Almost every module comes with labs specificly made to help you follow along with the material. The labs are not shared, which means that your machines are only accessible by you. There are no flags in the guided labs.
The challenge labs are meant to be completed after you have finished all the modules, and have no walkthrough or guide at all. They will test your understanding of the course material, as well as your general pentesting abilities. Keep an open mind, as there may be some attacks required to solve the challenges that won’t be in the PDF, but in those cases, the attack needed should be fairly straight-forward. There are proofs to collect in the challenge labs, and they can be provided to the student portal for tracking. Unlike PEN-200, there are no bonus points for finishing the labs; collecting the flags is for nothing more than personal satisfaction.
The exam is a 48-hour long black box pentest followed by an additional 24-hour reporting period. As with OSCP, your report must be styled as a professional pentesting report, with an executive summary, a technical walk-through, and screenshots of all of the proofs.

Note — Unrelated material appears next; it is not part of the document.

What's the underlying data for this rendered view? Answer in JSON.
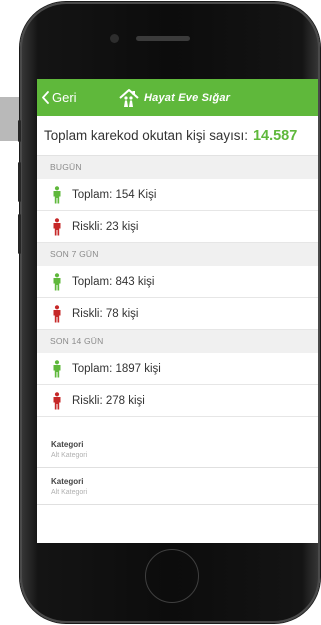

The exam can be passed by either finding
secret.txt, or earning 100 points. Every flag in the exam is worth 10 points each, and the total number of flags/maximum score is an exam secret, as is the number of targets in the exam.
For me, the exam was harder than some of the labs, but not to an extreme degree. The exam is challenging but it is fair; it will test your comprehension of the material taught during the course, but it is not arbitrarily hard just for the sake of being exclusive. Most people have said that all you really need is the course itself, to do all the exercises, do all the challenges, and take notes. I share that sentiment, as I did not use any outside study material to prep for the exam, other than simple “cheat sheets” to help me with using some PowerShell scripts like PowerUp.
On the first day of the exam, I achieved a total of 60 points in 7 hours, including breaks, but then got stuck badly on one box for the rest of the night. I took the time to get a full 8 hours of sleep before getting up the next morning to resume. After about 2 hours I finally solved the box I was stuck on, and quickly made my way up to 80 points. A couple of hours later, I was able to locate and read the contents of
secret.txt, securing my victory.
While I was curious about completing the rest of the remaining targets, I was physically and mentally fatigued from the experience, so I instead triple-checked my screenshots, retook a couple, and informed the proctor that I wanted to end my exam.
I turned in my report the same day that I finished the exam, which was a Sunday, and got my results back 4 days later on the following Thursday.
This course was difficult and kept me insanely busy for 3 months solid, but my confidence in my abilities has been pushed to a new level. I became more comfortable creating my own tools in PowerShell and C#, and got over my weakness in AD. Things were frustrating at times but fighting through it was ultimately worth it.
I definitely recommend it to anyone who has OSCP or who is an experienced pentester who wants to learn some new tricks. The cert itself may need some time to gain the same wide-spread recognition that OSCP has, but the knowledge alone is worth its weight in gold. It gives you the foundational skills and confidence to push your own research to new heights.
I had a lot of fun exploring additional AV bypasses in C# to suppliment what I learned in the course, as well as building a robust C# MS-SQL client that definitely came in handy in the exam, which made me feel a great sense of personal pride and accomplishment in making my own utilities that I can easily upgrade or change since I both possess and understand the source code.
With this officially under my belt, I will soon be taking step #2 towards earning the OSCE3 by enrolling in EXP-301/OSED, and hopefully before the year is over, I will earn my OSWE.
PEN-300 on Offsec’s website
My repo of tools made with PEN-300 knowledge